To make matters simple when we transport goods by truck and the goods get damaged, we hold the CARRIER liable. In CPBL it is the charterer who is the carrier for shipper even though he has loaded his goods on a ship belonging to the shipowner. At times this could present difficulties to the shipper. For instance, if the charterer fails to pay the charter hire to the shipowner, the shipowner under can withhold the cargo for non-payment. In such a situation it is the shipper or the owner of the cargo who suffers. But frustratingly the shipper/owner of goods cannot move against the shipowner as he has no contractual relations with him. The situation becomes even more complicated if there is sub-charterer also involved as some charter parties do permit the charterer to further sub charter the vessel.

The Uniform Customs and Practice for Documentary Credits (UCP) drafted by ICC (International Chamber of Commerce) is a set of rules utilized by bankers and commercial parties for trade finance.

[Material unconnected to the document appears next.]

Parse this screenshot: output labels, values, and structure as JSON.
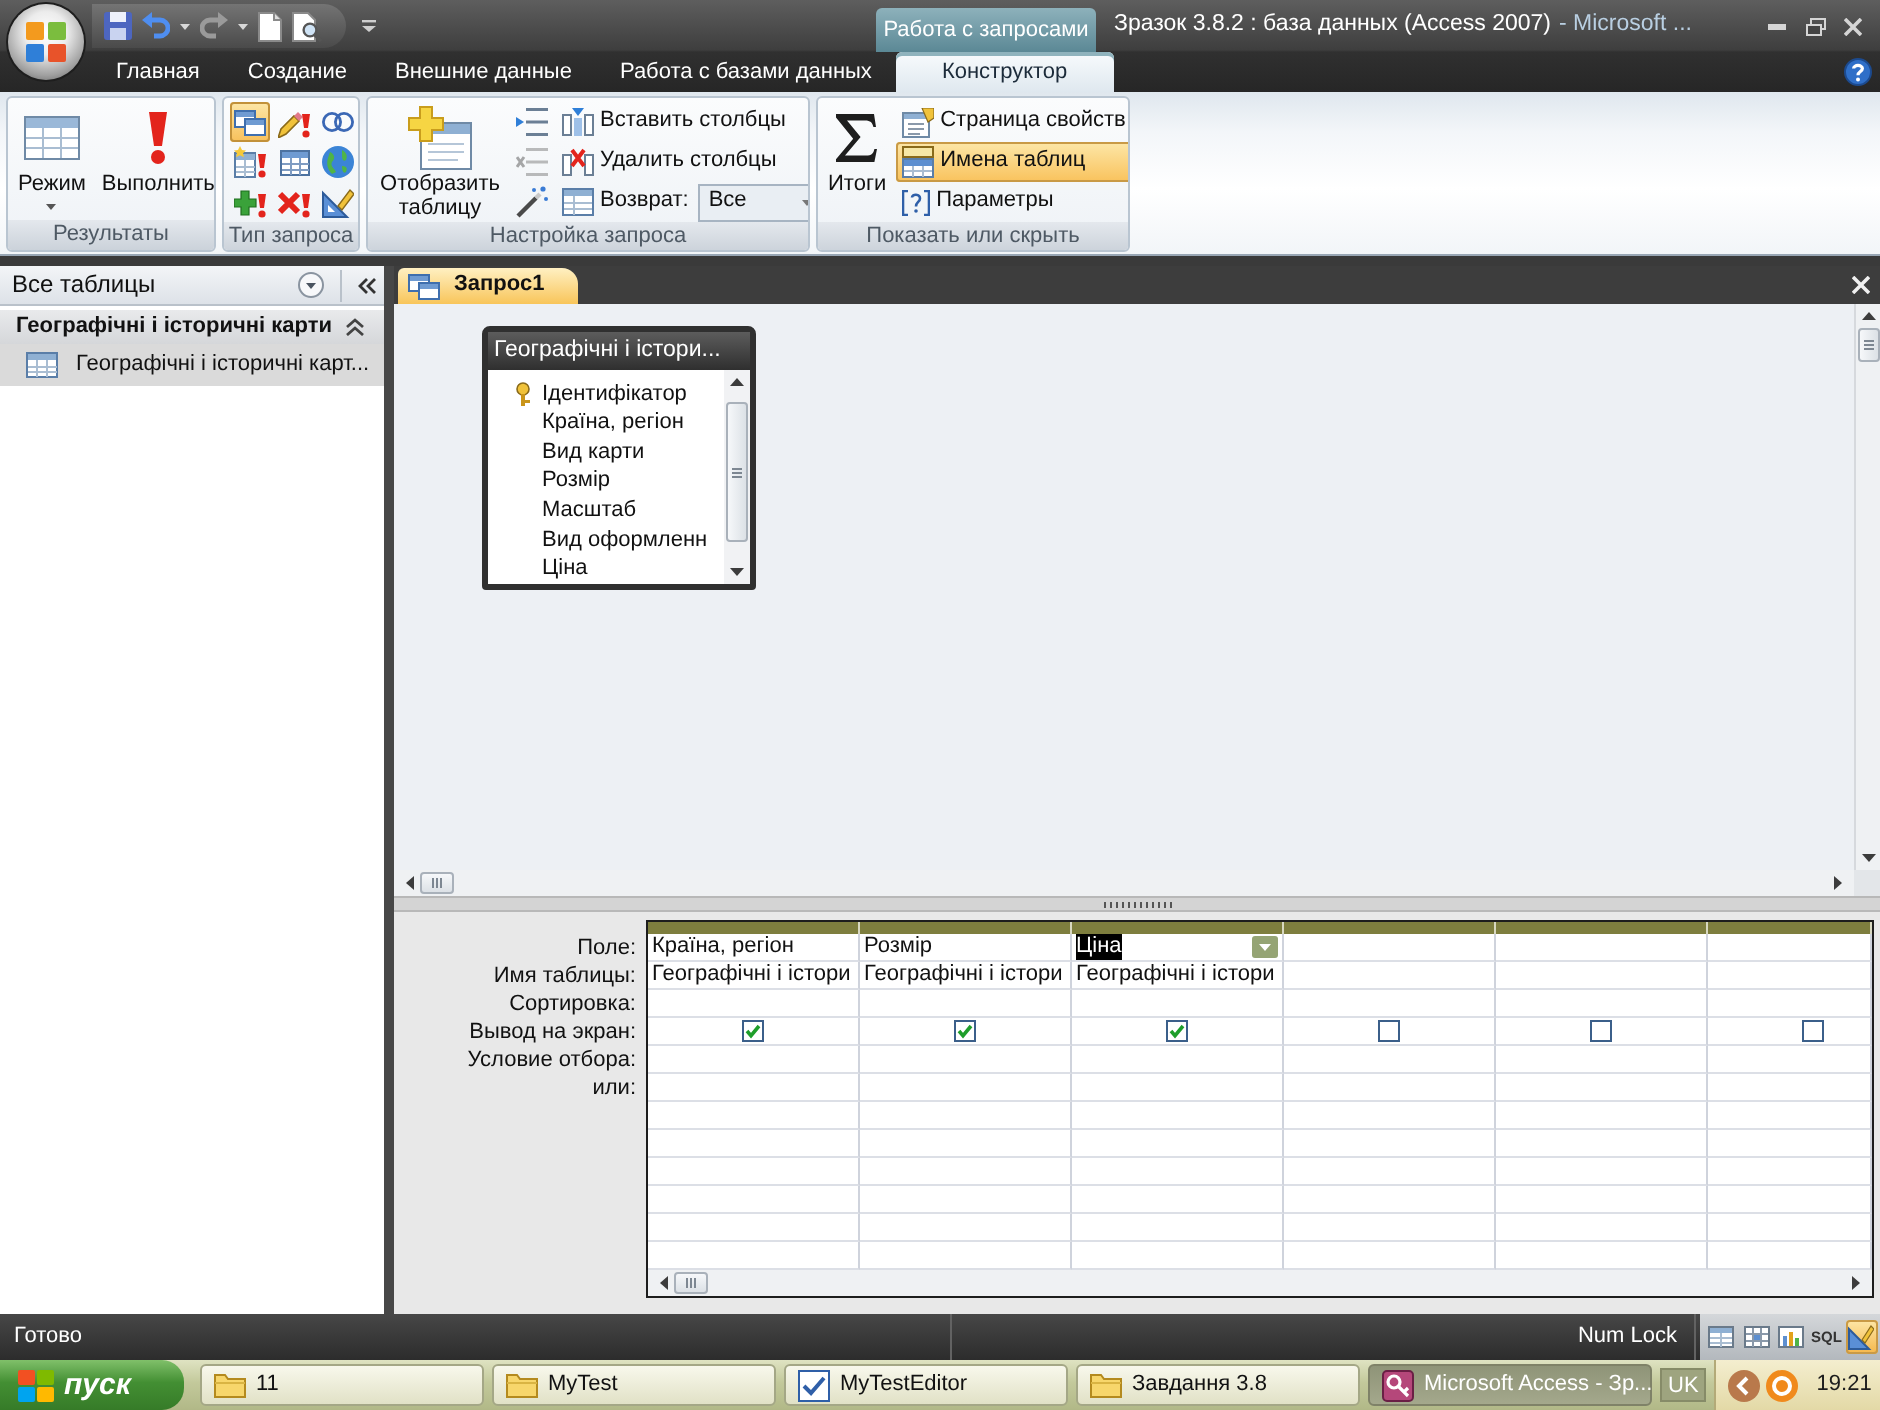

A Marine Bill of lading is covered under Article 20 of UCP 600, while Article 22 covers Charter Party Bill of Lading. As per Article 22, if a LC (letter of Credit) calls for a Charter Party BL, or mentions that CBPLs are acceptable, then presenting a CPBL would comply with this condition. A CPBL should contain an indication that it is subject to a Charter Party, and can be signed by the master, the owner or the charterer or their agent on their behalf (as against the carrier or the master or their agent in the case of Marine Bill of Lading).

Under CPBL’s Problems can also arise where the shipowner has first chartered the vessel to a charterer under a Charter Party and the Charterer in turn contracts with a shipper under a Contract of carriage on terms different from the Charter party.

Two crucial questions which must be answered in this case are:

(i) where there is a conflict between the terms of the bill of lading and the terms of the charter party under which it was issued, which terms would be binding on the shipper – the charter party terms or the bill of lading terms?
(ii)  and who is the carrier where goods are carried on a chartered ship?

In Leduc v Ward (1888) 20 QBD 4751 courts ruled that when the B/L is issued as a follow up of the C/p between the charterer and the owner then B/L is merely a receipt of goods as all the main terms of the carriage are already in the earlier contract viz the charter party.

Now consider a FOB contract where the charterer is also the consignee, as in the case of President of India v Metcalfe [1969] ALL ER 1549, the charterer was caught by a term, an arbitration clause, of the charter party even though there was no such clause in the bill endorsed to him by the shipper. Thus, where the charterer takes the bill directly from the shipper, his seller, it is clear that the endorsement of the bill to the charterer is very much an incident of the contract of sale and is in no way intended by any of the parties to alter the contractual agreements between the shipowner and the charterer, contained in the charter party. And hence any variations in terms between the C/P and the B/L can give rise to serious disputes.

Concluding, this was an attempt to have a fair idea of what is a CPBL and its difference with Marine BL. Cargoes in bulk will continue to move worldwide, Charterers will continue to hire ships, CPBL’s will continue to be used. Hence for reasons of its unique identity CPBL are to be treated with special care and it is always advisable to take legal assistance whenever entering into any International transportation of goods contracts.